Ask 10 healthcare leaders if they’ve heard of high reliability, and it’s almost certain all 10 will say they have. Ask those same 10 to define high reliability, and things get interesting.
Many healthcare leaders have a genuine interest in high reliability but often do not know exactly what it means or how to incorporate it among their organization’s other priorities. They just know it sounds right to say their organization is working to “get to high reliability,” and they hope it will be the silver bullet that solves all problems. Unfortunately, the term “high reliability” can become a buzzword when used without understanding what it is. Employed this way, it may sound great but lack substance—all sizzle and no steak.
The first thing true high-reliability organizations (HRO) acknowledge is how much they don’t know and how much there is to learn. A culture of learning and teaching is at the core of an HRO. Other complex, high-risk enterprises—such as the airline and nuclear power industries, as well as amusement parks—have adopted this concept and avoided catastrophic events for long periods of time.

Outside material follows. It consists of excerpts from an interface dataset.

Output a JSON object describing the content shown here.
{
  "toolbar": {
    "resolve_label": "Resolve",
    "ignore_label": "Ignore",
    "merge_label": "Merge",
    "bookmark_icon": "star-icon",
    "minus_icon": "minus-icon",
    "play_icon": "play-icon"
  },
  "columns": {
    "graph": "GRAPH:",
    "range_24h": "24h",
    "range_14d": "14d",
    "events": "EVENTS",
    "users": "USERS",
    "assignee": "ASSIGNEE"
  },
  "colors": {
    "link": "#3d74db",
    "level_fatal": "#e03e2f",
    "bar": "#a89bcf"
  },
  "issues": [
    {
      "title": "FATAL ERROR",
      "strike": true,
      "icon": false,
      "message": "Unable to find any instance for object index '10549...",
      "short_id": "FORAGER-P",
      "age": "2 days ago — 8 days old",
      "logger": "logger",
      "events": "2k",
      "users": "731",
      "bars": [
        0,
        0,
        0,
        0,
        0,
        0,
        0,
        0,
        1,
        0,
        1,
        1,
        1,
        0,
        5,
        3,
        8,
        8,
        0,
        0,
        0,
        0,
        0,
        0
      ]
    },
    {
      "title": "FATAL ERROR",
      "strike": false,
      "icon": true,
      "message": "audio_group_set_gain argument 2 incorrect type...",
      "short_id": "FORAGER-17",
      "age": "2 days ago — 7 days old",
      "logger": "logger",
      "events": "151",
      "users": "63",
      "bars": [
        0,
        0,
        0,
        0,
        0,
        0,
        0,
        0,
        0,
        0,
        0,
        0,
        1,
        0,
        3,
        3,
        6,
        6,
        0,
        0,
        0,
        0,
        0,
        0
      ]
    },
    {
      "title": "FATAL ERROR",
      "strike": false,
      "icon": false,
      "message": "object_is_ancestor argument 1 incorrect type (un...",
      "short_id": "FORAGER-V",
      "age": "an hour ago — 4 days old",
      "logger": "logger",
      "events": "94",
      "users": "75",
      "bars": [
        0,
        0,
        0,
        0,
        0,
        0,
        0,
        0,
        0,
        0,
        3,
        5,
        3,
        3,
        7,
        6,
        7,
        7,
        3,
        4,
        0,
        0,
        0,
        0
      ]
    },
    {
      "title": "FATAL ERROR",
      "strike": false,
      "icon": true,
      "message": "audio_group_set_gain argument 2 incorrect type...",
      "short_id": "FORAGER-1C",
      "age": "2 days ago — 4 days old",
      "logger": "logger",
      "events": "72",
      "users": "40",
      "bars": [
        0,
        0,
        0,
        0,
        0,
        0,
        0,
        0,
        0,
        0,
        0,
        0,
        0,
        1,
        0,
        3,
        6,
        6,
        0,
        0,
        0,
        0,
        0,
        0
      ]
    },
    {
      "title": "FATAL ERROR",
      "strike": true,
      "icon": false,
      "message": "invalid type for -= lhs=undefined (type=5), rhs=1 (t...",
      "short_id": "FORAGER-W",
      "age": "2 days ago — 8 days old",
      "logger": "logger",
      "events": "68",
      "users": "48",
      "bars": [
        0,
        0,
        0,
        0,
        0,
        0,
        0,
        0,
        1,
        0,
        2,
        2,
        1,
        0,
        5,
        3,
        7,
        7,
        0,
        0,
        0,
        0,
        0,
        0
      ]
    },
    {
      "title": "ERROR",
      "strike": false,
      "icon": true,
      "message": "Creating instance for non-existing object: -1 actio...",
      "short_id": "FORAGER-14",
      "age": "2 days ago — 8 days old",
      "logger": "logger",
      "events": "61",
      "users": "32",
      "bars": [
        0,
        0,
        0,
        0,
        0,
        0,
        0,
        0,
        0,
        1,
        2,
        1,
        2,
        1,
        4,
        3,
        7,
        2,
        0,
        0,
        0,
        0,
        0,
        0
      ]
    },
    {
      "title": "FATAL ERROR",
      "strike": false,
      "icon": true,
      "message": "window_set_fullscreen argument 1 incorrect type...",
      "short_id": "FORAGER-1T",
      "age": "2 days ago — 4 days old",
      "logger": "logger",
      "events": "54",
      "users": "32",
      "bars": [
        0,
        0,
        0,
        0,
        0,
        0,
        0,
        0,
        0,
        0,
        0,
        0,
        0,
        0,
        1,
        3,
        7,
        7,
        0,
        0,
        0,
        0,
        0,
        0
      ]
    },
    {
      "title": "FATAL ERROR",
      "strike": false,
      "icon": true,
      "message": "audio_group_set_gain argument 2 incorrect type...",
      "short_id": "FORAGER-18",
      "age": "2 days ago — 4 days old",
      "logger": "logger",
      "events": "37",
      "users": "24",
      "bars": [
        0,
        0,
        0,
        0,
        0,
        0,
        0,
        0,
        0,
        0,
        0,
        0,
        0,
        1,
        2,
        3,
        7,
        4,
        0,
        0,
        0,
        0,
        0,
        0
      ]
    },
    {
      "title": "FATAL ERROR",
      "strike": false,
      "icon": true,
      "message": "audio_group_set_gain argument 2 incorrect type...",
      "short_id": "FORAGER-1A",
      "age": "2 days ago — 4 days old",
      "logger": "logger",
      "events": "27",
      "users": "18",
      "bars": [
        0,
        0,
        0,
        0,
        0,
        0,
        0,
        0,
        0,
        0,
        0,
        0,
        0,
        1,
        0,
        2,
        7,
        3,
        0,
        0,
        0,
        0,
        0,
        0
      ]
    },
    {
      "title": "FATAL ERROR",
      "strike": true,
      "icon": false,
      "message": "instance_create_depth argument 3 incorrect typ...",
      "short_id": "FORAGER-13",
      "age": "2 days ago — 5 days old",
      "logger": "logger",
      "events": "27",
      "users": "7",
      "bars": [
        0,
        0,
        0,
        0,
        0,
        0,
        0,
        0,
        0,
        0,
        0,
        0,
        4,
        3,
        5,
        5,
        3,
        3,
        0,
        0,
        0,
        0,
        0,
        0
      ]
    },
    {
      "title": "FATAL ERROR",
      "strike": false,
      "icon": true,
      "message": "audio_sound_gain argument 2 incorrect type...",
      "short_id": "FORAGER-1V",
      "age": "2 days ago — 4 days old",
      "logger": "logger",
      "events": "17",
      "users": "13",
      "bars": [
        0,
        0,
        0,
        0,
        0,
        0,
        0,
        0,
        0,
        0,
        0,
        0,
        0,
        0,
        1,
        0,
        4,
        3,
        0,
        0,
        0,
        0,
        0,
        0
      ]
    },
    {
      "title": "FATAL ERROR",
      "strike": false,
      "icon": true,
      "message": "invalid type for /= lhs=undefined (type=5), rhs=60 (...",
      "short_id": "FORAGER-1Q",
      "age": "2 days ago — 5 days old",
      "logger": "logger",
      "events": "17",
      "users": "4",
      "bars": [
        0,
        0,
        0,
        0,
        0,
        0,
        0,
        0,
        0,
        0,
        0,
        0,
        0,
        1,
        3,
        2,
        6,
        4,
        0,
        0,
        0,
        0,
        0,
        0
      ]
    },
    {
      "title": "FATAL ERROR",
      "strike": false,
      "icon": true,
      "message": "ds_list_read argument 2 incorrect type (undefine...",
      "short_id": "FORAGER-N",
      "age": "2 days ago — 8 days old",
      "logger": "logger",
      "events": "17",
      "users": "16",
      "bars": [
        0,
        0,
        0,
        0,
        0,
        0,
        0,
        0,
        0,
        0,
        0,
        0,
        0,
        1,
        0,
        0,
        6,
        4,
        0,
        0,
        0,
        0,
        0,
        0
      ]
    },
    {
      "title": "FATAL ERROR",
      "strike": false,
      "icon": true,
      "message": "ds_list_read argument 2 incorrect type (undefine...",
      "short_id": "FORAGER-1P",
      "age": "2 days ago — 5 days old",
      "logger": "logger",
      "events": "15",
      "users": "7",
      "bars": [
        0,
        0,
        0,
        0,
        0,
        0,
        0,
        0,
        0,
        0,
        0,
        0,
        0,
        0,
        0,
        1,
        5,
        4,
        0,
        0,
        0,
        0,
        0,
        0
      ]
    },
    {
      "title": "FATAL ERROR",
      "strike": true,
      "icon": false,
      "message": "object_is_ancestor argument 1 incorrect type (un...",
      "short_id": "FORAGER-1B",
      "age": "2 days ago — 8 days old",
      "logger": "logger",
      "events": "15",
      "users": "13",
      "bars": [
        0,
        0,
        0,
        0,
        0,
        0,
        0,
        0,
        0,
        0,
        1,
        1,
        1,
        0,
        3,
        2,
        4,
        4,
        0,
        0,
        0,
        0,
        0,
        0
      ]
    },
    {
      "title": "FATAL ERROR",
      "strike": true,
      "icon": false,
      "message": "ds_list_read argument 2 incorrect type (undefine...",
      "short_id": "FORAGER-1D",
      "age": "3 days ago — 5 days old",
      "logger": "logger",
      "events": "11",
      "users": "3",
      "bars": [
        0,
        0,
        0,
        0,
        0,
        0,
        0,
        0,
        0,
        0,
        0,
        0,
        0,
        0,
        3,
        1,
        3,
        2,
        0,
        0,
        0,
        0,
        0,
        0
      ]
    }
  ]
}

In an HRO, everyone from the front lines to the boardroom takes responsibility for safety, which first and foremost requires trust. In a trusting organization, management and staff recognize that everyone across the organization has expertise and contributes to patient care. Peers hold each other accountable. Staff members feel comfortable reporting errors and variations in care to their supervisors. Everyone feels accountable for safety, which is really a relentless focus on improvement, and behaves accordingly.
(Editor’s Note: This article appears in the November/December issue of PSQH. Continue reading it here.)